It was Palekar's wife, writer Sandhya Gokhale, who came up with the idea of Kusur. “Five years ago, when I turned 70, I went back to my first love, painting," he said. "She said now at 75, why don’t I go back to my second love? That thought was complementary to what I was thinking about repaying theatre. She not only expressed this thought but also came up with this play. The moment I read it, I felt, wow, there can’t be a better way of completing the circle.”

Palekar had made it clear that he would only do 25 shows of Kusur. Asked why he had imposed this limit, he said, “Twenty-five shows is a very realistic way of assessment, taking into consideration my age, energy level, the strain and demands that this play has. You must have seen that for 80 minutes continuously there is not only physical but also tremendous emotional demand.”

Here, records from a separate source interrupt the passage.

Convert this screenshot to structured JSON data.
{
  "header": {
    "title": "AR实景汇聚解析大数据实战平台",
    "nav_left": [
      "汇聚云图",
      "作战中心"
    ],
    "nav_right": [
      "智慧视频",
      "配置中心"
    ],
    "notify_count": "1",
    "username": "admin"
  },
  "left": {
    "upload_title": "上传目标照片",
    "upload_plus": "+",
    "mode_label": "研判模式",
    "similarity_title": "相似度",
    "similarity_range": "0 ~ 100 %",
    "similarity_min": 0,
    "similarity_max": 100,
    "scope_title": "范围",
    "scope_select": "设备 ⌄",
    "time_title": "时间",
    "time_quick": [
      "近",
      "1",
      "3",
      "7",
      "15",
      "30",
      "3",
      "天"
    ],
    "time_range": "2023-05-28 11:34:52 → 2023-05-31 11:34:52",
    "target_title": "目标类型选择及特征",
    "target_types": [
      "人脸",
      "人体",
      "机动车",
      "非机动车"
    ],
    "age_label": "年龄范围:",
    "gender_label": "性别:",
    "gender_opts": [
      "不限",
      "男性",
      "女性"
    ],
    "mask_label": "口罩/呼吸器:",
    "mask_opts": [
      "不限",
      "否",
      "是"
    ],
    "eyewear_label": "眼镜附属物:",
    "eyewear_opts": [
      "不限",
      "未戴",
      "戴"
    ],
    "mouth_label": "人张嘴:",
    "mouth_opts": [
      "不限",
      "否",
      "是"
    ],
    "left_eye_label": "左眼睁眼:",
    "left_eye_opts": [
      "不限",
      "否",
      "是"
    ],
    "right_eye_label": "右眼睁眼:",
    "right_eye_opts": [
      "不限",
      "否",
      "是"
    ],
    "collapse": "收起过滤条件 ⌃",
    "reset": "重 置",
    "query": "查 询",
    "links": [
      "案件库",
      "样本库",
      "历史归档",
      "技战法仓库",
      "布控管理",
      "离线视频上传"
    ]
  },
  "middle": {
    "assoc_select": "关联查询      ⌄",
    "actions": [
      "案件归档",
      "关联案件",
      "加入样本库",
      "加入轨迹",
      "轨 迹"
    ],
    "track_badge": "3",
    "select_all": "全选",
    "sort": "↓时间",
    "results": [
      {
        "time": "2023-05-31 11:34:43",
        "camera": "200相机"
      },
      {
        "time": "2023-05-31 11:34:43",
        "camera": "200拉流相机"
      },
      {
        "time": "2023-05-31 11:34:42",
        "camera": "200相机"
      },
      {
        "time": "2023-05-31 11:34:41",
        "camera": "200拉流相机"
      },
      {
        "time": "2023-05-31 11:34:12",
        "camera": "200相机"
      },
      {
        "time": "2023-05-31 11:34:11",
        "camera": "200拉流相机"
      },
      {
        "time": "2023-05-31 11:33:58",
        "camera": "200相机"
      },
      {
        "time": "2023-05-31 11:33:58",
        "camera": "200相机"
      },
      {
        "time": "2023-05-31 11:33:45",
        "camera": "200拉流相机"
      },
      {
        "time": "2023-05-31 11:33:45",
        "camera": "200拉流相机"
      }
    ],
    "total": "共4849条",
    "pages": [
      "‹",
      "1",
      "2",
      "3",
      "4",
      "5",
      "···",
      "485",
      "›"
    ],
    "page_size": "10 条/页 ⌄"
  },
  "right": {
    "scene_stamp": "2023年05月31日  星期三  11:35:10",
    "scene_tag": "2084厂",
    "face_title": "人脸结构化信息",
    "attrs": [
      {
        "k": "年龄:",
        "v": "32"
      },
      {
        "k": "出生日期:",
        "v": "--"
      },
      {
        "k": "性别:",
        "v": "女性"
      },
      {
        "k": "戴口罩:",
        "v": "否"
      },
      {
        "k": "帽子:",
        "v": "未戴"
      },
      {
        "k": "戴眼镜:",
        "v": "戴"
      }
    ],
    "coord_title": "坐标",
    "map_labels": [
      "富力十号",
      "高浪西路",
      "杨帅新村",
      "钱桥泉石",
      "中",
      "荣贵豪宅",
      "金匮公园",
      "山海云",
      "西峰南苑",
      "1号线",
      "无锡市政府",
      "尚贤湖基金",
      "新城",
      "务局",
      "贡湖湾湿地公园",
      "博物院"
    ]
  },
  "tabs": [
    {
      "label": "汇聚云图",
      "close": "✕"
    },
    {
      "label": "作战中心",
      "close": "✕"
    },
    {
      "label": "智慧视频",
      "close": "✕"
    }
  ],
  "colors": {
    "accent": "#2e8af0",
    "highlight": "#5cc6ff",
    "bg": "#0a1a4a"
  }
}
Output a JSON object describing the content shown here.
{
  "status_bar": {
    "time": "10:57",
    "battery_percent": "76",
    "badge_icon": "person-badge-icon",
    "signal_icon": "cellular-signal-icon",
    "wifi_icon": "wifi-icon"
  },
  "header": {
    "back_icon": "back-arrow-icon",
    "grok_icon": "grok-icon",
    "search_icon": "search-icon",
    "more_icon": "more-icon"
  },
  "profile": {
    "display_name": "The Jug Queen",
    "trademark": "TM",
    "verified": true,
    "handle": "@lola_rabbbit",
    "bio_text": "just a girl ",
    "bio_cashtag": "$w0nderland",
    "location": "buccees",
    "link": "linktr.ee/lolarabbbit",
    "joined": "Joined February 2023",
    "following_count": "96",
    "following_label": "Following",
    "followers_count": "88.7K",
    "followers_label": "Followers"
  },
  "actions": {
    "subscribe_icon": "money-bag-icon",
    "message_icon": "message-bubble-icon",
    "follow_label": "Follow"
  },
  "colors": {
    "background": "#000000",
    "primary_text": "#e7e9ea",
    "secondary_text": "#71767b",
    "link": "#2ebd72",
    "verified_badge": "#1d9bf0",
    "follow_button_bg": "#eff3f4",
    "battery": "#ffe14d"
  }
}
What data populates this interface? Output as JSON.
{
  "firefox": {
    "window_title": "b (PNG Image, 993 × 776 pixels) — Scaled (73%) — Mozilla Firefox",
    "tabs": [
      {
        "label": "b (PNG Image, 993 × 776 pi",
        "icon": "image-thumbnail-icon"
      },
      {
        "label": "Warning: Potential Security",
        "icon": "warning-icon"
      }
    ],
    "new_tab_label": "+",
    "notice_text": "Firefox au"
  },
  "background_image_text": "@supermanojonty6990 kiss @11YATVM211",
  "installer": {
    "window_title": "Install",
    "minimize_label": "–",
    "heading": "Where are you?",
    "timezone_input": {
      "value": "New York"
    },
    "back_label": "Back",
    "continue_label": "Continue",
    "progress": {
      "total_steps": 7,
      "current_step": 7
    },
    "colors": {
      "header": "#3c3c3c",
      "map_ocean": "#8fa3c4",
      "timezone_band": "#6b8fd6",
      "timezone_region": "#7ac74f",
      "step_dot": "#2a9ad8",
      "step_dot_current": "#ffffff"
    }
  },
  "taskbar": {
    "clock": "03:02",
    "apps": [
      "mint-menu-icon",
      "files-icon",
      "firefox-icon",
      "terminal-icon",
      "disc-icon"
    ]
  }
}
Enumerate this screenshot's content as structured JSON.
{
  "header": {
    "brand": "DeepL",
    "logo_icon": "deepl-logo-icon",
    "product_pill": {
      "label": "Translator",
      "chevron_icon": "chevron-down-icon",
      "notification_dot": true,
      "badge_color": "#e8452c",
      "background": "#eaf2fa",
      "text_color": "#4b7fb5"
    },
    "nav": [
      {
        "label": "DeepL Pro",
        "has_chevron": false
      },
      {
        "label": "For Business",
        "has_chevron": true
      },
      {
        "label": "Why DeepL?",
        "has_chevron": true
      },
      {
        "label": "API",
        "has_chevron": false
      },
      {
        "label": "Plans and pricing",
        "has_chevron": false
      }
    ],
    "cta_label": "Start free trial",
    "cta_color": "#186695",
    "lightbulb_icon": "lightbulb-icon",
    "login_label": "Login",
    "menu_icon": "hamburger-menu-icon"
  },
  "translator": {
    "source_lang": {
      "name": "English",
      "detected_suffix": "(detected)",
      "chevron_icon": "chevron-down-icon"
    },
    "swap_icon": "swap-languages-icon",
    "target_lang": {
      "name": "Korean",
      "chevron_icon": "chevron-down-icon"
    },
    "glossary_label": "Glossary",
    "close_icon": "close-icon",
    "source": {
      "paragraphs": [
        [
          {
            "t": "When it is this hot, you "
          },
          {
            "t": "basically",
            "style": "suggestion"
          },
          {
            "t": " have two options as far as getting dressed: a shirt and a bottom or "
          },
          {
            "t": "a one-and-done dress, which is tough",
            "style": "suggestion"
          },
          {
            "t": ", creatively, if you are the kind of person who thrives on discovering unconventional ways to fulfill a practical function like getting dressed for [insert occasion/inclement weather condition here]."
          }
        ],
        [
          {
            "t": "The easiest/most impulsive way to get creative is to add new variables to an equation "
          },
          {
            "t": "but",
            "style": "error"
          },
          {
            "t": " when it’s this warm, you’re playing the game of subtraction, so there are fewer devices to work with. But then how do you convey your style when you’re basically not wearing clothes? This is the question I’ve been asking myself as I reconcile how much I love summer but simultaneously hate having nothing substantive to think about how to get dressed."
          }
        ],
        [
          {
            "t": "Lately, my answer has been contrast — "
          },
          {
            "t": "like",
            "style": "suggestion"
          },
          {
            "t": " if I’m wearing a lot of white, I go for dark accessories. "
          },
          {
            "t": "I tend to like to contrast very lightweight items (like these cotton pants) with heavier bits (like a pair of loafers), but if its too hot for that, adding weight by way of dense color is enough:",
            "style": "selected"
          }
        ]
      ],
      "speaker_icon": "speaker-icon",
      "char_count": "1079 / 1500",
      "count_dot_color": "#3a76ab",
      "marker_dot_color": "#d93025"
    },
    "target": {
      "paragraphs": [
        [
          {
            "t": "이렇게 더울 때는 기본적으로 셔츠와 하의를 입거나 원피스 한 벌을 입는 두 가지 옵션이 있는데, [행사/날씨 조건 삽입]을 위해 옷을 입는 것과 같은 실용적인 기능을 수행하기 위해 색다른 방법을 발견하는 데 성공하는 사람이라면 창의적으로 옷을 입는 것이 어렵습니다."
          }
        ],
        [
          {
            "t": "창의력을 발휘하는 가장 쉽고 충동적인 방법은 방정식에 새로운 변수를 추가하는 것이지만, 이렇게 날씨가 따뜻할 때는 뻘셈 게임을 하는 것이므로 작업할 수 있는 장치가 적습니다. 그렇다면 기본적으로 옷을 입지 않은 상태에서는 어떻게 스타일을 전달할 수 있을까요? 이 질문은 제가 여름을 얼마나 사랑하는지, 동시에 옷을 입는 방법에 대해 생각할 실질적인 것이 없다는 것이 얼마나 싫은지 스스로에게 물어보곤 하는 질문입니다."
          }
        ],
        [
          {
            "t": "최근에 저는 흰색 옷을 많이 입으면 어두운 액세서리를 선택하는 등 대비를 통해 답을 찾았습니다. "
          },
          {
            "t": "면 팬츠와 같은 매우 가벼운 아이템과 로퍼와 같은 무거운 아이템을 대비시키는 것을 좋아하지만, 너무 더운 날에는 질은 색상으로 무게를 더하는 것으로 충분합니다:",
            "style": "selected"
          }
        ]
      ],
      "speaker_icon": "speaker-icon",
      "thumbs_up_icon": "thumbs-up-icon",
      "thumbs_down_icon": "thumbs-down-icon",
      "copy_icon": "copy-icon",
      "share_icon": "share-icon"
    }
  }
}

The end of the premiere show of Kusur at Mumbai’s National Centre for the Performing Arts (NCPA) saw the entire audience shower birthday wishes on Palekar. “This was probably the best way to celebrate," said Palekar. "You saw that apart from the standing ovation, almost 1,200 people jam-packed in the auditorium sang 'Happy Birthday'. What better way can there be?”